Top: The groundbreaking ceremony for the Optics-1 building expansion. Bottom: The expanded building, indicated by a change in roof and brick color on the right. Courtesy photos.
Wire Belt Company of America, based in Londonderry since 1890, is outgrowing its current facility and is reportedly looking to relocate to either Manchester or a 100,000-square-foot facility at 308 S. River Road in Bedford, which has the potential for a 25,000-square-foot addition.
Unlike many towns in the Granite State, Bedford does not employ a director of economic development. Perched at the intersection of major highways and close to the Manchester-Boston Regional Airport, the mountains and the seacoast, it requires little promotion, says Sawyer.

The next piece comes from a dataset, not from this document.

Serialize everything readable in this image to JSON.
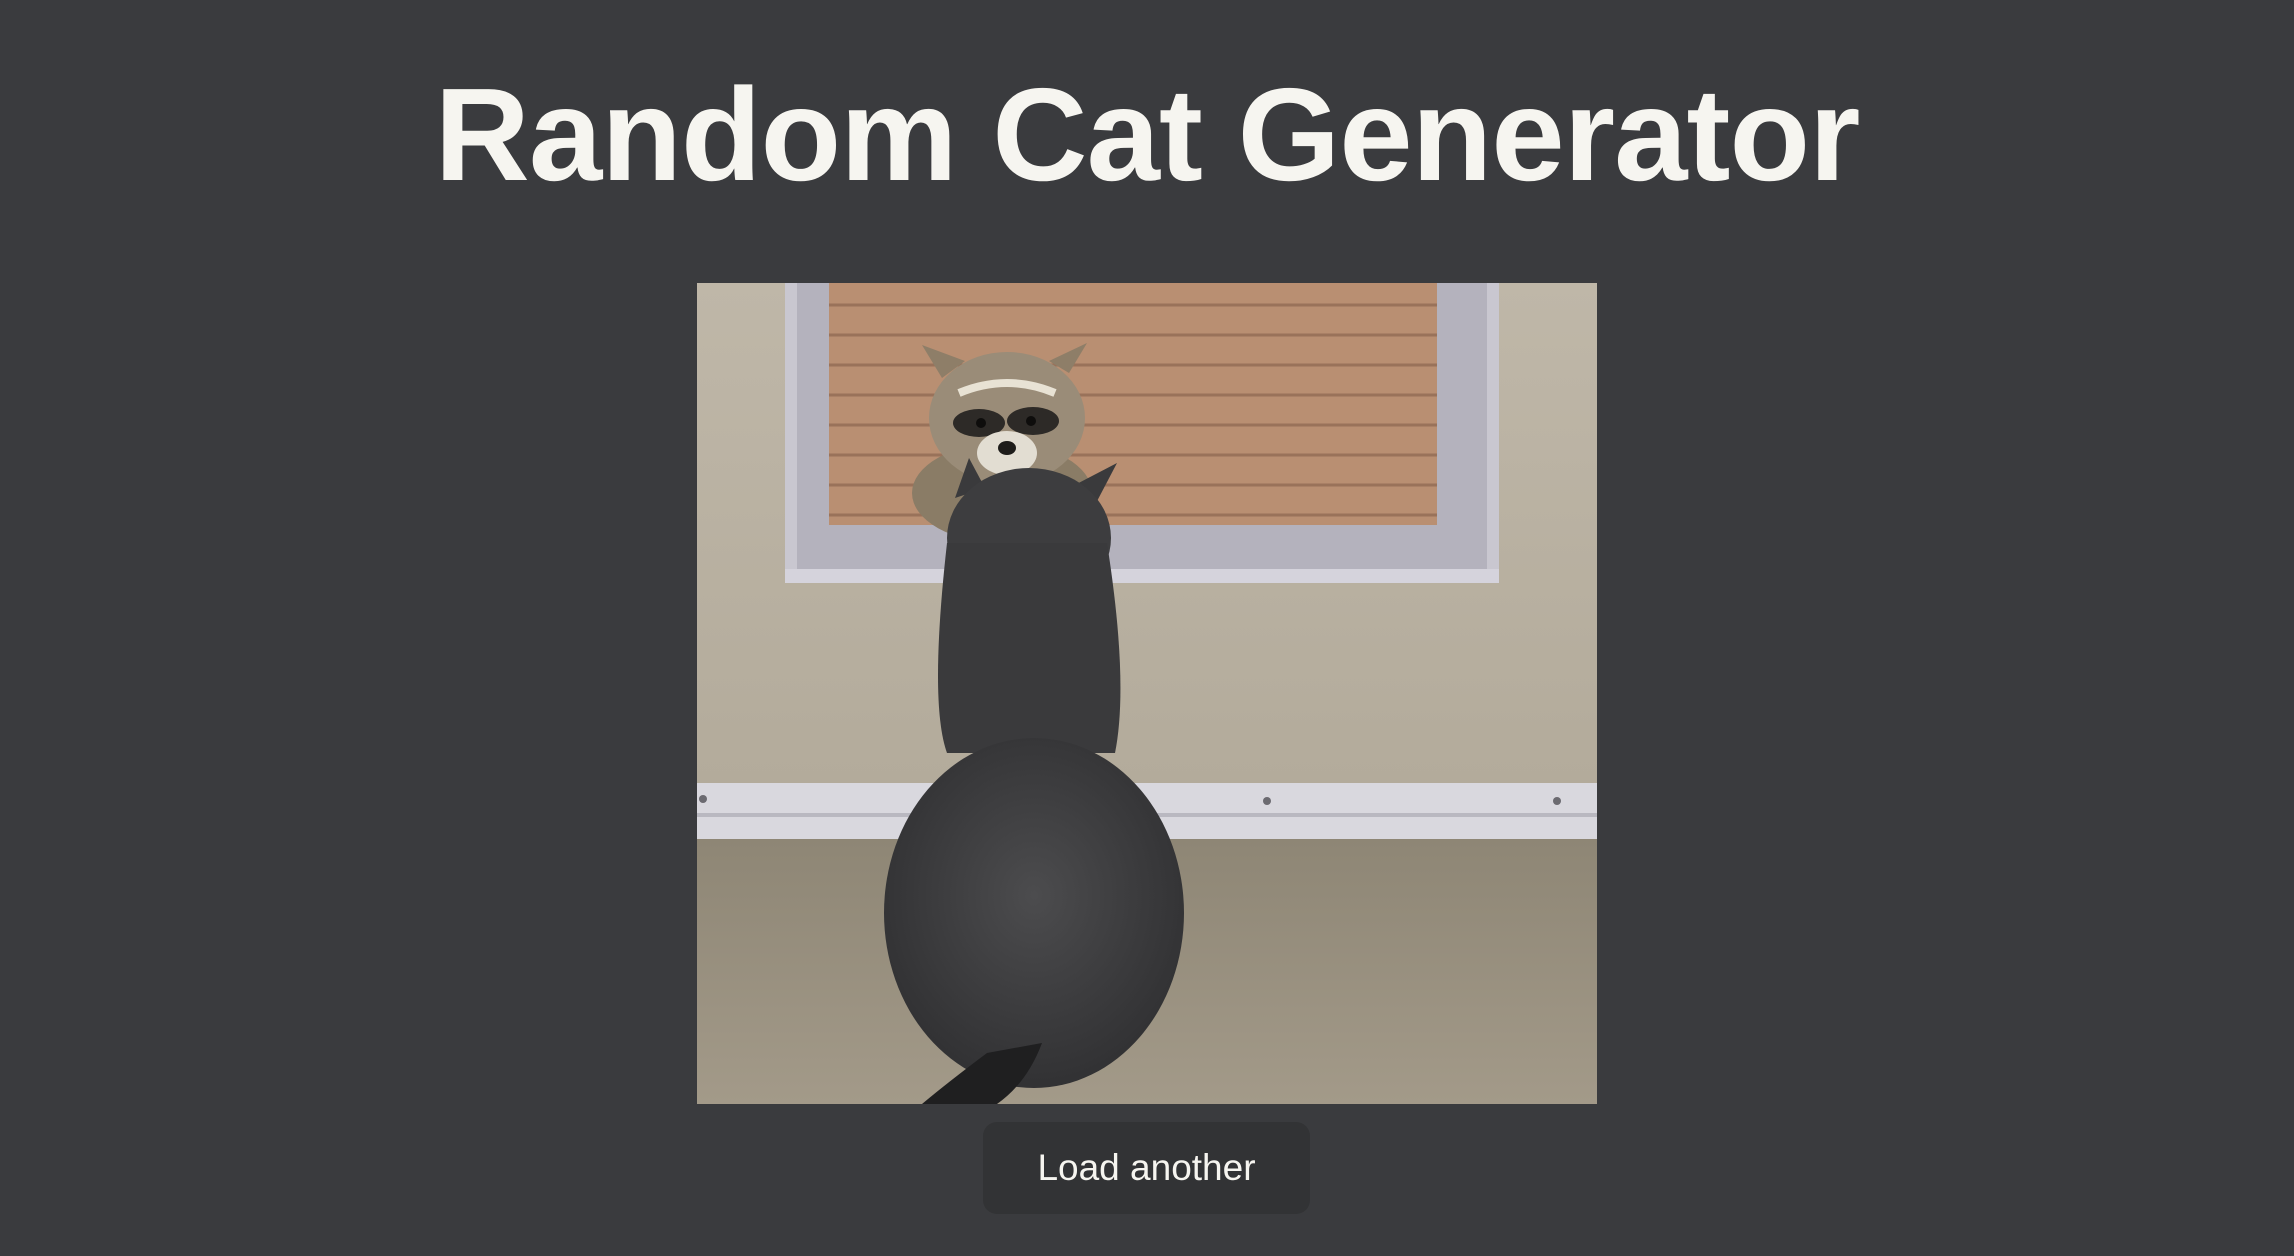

“Bedford was attractive just because of who we were and where we’re located and what we’ve become,” he says. Even as businesses close, others are rushing in to fill those spots. “We didn’t need to go out soliciting development.”
As the town moves forward in 2021 and repurposes subdivisions, retail havens and restaurants, it wrestles with the byproducts of growth, namely housing affordability, preservation of agricultural lands and increasing pressure on municipal services.
Historically, says Sawyer, town administrators felt the resources for economic development were better spent elsewhere. “We’ll see if that changes over the next decade or so.”